“It’s Italian, their red wines have great flavour.” he said.
“I don’t know much about wines, sorry.” I laughed. “I just know if I like the taste or not.”
“Here, let me pour you some more.” He filled his glass too and sat back on the sofa.
“I can’t help feeling apprehensive about my move,” he said. “I’ll have to sort out where I’m going to stay when I get to Milton Keynes.”
“Isn’t your company providing you with a place?”
“Yeah they’ll put me up in a hotel for a month and pay me some relocation allowance, after that I’ll have to find a place myself.”
“I’ve gotten used to this house. Change can be scary you know?”
“Yeah I know. I’m scared of many things.”
“I don’t know - ok for example I’m afraid to change my job, even though I don’t like it anymore.”
“You shouldn’t be, life is too short to be stuck in a rut and hating it.”
“I know that in my head, I just can’t reconcile it in my actions.”
“Hey don’t worry, you’ll be fine. Just take it one step at a time.”
He leaned closer.
“Lola, I enjoy your company. We should hang out again.”
“When next do you think you’ll come to London?” I asked.
“I’m not sure; I plan to hit the ground running when I get to Milton Keynes. I’ll have to come back to pack the rest of my stuff when I find a place, so let’s say in a month.”
“Okay, that’s not too bad,” I said. “I’m sure I can fit you into my diary in a month’s time.”
“Beautiful, smart and funny,” he said, taking my hand and drawing me closer to him. “Now that’s a winning combination.”
Maybe it was the wine getting to me, but I wasn’t resisting. I leaned into him and he was about to say something when the doorbell rang.
He jumped. “Damn! Who is that?”
I followed him to the window. It was the delivery guy with the Chinese food we had ordered. I watched Wole as he grabbed his wallet, collected the food and paid the guy. Then he came back inside.
“Do you want to eat right now or later?” he asked, giving me that smile again.
“Let’s eat now, while the food is hot.” I said.
“Great,” he said. He got two plates and dished out the food, then brought them to the sofa.
“Do you want some more wine? It goes well with Chinese food.” he said.
We ate in comfortable silence, only interrupted by the music which filled the silent moments. I caught him looking at me from time to time.
“Are you blushing?” he teased.
I shook my head.
“I think it’s cute,” he said. “Your eyes are captivating to me.”
“I’m not doing anything with my eyes!” I protested.
He smiled but didn’t say anything.

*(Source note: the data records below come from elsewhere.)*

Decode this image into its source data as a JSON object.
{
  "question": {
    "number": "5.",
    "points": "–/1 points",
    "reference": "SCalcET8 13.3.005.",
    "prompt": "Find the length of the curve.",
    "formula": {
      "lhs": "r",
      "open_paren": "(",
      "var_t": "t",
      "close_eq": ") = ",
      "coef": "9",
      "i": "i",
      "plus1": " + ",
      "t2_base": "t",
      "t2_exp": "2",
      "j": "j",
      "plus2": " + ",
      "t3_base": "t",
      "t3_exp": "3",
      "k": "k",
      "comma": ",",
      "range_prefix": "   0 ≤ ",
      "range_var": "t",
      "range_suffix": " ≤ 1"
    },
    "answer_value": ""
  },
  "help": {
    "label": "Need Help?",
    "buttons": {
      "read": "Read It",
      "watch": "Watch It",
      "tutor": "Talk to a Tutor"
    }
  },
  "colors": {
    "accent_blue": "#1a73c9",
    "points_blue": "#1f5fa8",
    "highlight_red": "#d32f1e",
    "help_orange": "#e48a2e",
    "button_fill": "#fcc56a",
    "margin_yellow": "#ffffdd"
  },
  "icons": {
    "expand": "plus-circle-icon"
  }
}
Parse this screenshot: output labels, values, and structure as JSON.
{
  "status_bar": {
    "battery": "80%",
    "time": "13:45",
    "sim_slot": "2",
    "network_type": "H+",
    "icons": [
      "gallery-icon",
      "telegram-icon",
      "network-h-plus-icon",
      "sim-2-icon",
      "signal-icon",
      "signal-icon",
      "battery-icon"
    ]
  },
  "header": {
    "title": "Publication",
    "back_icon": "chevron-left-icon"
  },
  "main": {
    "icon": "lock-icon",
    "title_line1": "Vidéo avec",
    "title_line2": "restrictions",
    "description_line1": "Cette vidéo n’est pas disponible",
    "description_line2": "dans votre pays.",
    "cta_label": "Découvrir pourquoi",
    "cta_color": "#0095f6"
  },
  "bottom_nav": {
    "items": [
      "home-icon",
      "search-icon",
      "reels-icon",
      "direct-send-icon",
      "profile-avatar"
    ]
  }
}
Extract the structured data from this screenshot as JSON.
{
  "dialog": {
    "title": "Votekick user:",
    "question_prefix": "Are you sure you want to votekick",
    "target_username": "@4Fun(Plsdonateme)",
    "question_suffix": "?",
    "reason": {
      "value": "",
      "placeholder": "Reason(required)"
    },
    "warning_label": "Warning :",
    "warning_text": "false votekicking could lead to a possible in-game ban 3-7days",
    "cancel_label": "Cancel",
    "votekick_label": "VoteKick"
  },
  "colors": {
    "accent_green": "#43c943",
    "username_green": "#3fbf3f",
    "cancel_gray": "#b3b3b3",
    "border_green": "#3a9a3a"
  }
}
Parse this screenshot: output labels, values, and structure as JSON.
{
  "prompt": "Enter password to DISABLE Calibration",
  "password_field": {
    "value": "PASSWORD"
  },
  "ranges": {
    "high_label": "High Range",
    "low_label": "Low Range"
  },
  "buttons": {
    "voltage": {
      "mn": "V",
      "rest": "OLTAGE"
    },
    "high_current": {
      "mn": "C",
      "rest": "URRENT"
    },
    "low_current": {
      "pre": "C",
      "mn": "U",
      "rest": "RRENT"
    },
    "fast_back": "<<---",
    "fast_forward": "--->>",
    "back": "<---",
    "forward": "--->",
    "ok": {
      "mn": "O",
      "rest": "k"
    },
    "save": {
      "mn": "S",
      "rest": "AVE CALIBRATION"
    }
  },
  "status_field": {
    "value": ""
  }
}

He got up to clear away the plates, and changed the CD. Then he came back to the sofa.
“Shouldn’t we continue packing?” I asked, stalling for time.
“Don’t worry I can always continue tomorrow,” he said. “I appreciate you coming out to help me tonight.”
I can’t remember what I was going to say next, because Wole suddenly leaned in and kissed me! And oh my! It was so good, I could feel myself melting. This was all John Legend’s fault; I don’t normally behave like this. Wole was holding me pretty close and I wasn’t resisting.
I stopped for a second, but he pulled me closer and kissed me again. Second time. Third time. More fireworks! Gosh, the chemistry was fierce!
Suddenly I pulled back.
“What’s wrong babe?” he whispered.
“Nothing.” I said.
An awkward pause.
“Okay,” I said finally. “I think things are going too fast.”
“Oh,” he said, looking worried. “I thought that was a passionate kiss.”
“Yeah it was.” I admitted. “I got hurt badly in my last relationship and I’m trying not to lose my head this time.”
“Oh okay… I know how that feels. I definitely don’t want you to feel pushed into anything.”
That was a relief.
I relaxed and smiled at him.
“Thank you, I’m glad you understand.” I said.
“I do, and I’m here for you, okay?”
“Come here,” he said, extending his arms. I moved closer and he hugged me. I hugged him back and was enjoying the body contact when…
It was the doorbell again!
Favour Bolarinwa is a British-Nigerian writer of romance and contemporary fiction stories. She draws her inspiration from complex relationships.